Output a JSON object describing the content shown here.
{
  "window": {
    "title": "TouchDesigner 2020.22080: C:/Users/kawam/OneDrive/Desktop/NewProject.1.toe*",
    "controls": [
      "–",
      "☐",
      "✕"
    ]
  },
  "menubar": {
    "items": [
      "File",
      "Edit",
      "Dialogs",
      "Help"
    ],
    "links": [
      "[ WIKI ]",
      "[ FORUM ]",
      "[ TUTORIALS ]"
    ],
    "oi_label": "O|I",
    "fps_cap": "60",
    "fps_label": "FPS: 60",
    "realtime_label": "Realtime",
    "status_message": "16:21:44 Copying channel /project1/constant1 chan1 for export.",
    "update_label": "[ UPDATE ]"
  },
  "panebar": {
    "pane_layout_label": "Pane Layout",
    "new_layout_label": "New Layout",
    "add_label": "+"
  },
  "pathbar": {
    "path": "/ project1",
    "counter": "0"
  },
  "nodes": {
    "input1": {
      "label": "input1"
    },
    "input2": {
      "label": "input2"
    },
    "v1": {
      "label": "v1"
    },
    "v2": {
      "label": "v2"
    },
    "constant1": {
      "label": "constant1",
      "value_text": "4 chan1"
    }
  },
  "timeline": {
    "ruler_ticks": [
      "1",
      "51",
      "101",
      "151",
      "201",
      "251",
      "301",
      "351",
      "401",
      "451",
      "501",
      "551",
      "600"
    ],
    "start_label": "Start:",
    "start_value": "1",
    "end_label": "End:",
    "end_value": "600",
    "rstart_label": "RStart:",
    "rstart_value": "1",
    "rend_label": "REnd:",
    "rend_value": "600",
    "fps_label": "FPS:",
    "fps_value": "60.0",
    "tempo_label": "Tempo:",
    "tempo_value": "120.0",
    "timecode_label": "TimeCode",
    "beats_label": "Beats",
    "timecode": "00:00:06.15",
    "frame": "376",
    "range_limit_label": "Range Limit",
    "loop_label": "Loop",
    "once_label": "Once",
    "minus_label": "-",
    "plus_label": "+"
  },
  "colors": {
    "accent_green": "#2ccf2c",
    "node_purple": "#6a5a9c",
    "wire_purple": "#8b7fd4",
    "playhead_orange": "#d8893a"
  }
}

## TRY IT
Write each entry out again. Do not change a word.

## SOLUTION
Output a JSON object describing the content shown here.
{
  "window": {
    "title": "TouchDesigner 2020.22080: C:/Users/kawam/OneDrive/Desktop/NewProject.1.toe*",
    "controls": [
      "–",
      "☐",
      "✕"
    ]
  },
  "menubar": {
    "items": [
      "File",
      "Edit",
      "Dialogs",
      "Help"
    ],
    "links": [
      "[ WIKI ]",
      "[ FORUM ]",
      "[ TUTORIALS ]"
    ],
    "oi_label": "O|I",
    "fps_cap": "60",
    "fps_label": "FPS: 60",
    "realtime_label": "Realtime",
    "status_message": "16:21:44 Copying channel /project1/constant1 chan1 for export.",
    "update_label": "[ UPDATE ]"
  },
  "panebar": {
    "pane_layout_label": "Pane Layout",
    "new_layout_label": "New Layout",
    "add_label": "+"
  },
  "pathbar": {
    "path": "/ project1",
    "counter": "0"
  },
  "nodes": {
    "input1": {
      "label": "input1"
    },
    "input2": {
      "label": "input2"
    },
    "v1": {
      "label": "v1"
    },
    "v2": {
      "label": "v2"
    },
    "constant1": {
      "label": "constant1",
      "value_text": "4 chan1"
    }
  },
  "timeline": {
    "ruler_ticks": [
      "1",
      "51",
      "101",
      "151",
      "201",
      "251",
      "301",
      "351",
      "401",
      "451",
      "501",
      "551",
      "600"
    ],
    "start_label": "Start:",
    "start_value": "1",
    "end_label": "End:",
    "end_value": "600",
    "rstart_label": "RStart:",
    "rstart_value": "1",
    "rend_label": "REnd:",
    "rend_value": "600",
    "fps_label": "FPS:",
    "fps_value": "60.0",
    "tempo_label": "Tempo:",
    "tempo_value": "120.0",
    "timecode_label": "TimeCode",
    "beats_label": "Beats",
    "timecode": "00:00:06.15",
    "frame": "376",
    "range_limit_label": "Range Limit",
    "loop_label": "Loop",
    "once_label": "Once",
    "minus_label": "-",
    "plus_label": "+"
  },
  "colors": {
    "accent_green": "#2ccf2c",
    "node_purple": "#6a5a9c",
    "wire_purple": "#8b7fd4",
    "playhead_orange": "#d8893a"
  }
}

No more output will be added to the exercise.